And the American people? We are permanently scarred by the years of lying and deceit so that right now no one believes anything anymore. The millions of Trump diehards who believe the president was somehow sickened by his liberal enemies is exceeded only by the number of Trump resisters who believe that their archnemesis is somehow faking the whole thing as part of some ploy to steal the election. This, too, defies the available evidence and logic, but more than 20,000 lies from the White House podium can have that effect on people.

A firefighter passes flames while battling the Glass Fire in a Calistoga, Calif., vineyard Thursday.
Noah Berger / AP
A firefighter passes flames while battling the Glass Fire in a Calistoga, Calif., vineyard Thursday.

Yet change is possible.

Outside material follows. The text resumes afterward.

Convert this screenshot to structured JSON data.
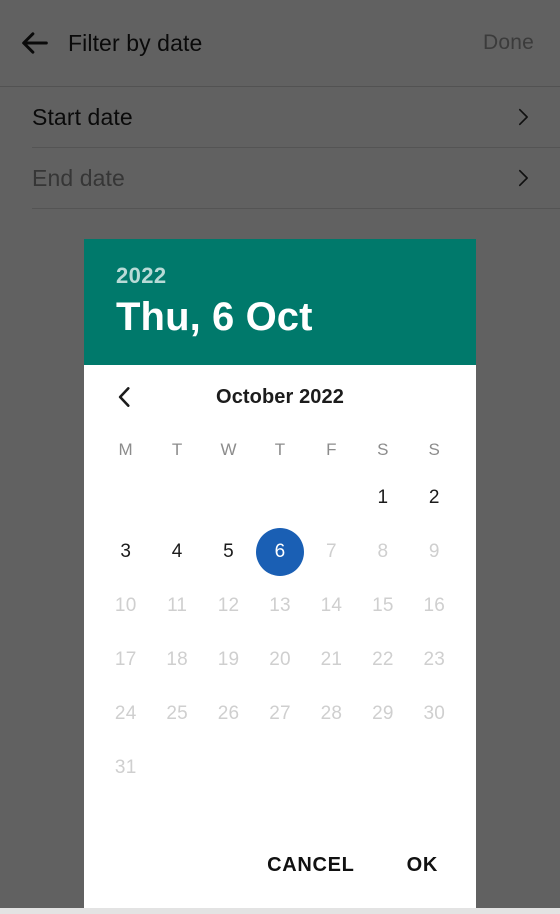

Now through Nov. 3, Americans have a chance to show support for a candidate who was ridiculed and mocked by Trump and his supporters for his unyielding faith in science and the experts — for wearing a mask at every public event, and for holding small, socially distanced forums while his opponent staged massive, flag-waving rallies, who has kept himself and those around him safe from disease. A large and unchallengeable vote for Joe Biden would be a giant step — but only the first one.

America won’t be rebuilt in a day. A President Biden will listen to the experts on the pandemic, on climate, on a healthier and more equitable America — but his efforts may not get far unless the public buys back into reality. And that will require long-term transformation — to totally reinvent our education starting with pre-K and running through universities, community colleges, and real job training, so that everyone feels included, and then building upon that to restore a better sense of community, that we’re all in this together. It will take some outside-the-box thinking — I’ve pitched a gap year of mandatory civilian service — to get there.

Much like the time following the JFK assassination or 9/11, the fitful days that we’re experiencing right now, with a sick president and an all-or-nothing election weeks away, will never be forgotten by those of us living through it. But the true meaning of this moment — where America can turn toward empathy and away from conspiracy, or spiral into deeper madness — is sitting there like a Sharpie and a blank piece of paper. That history is waiting to be written … not by Donald Trump, but by us.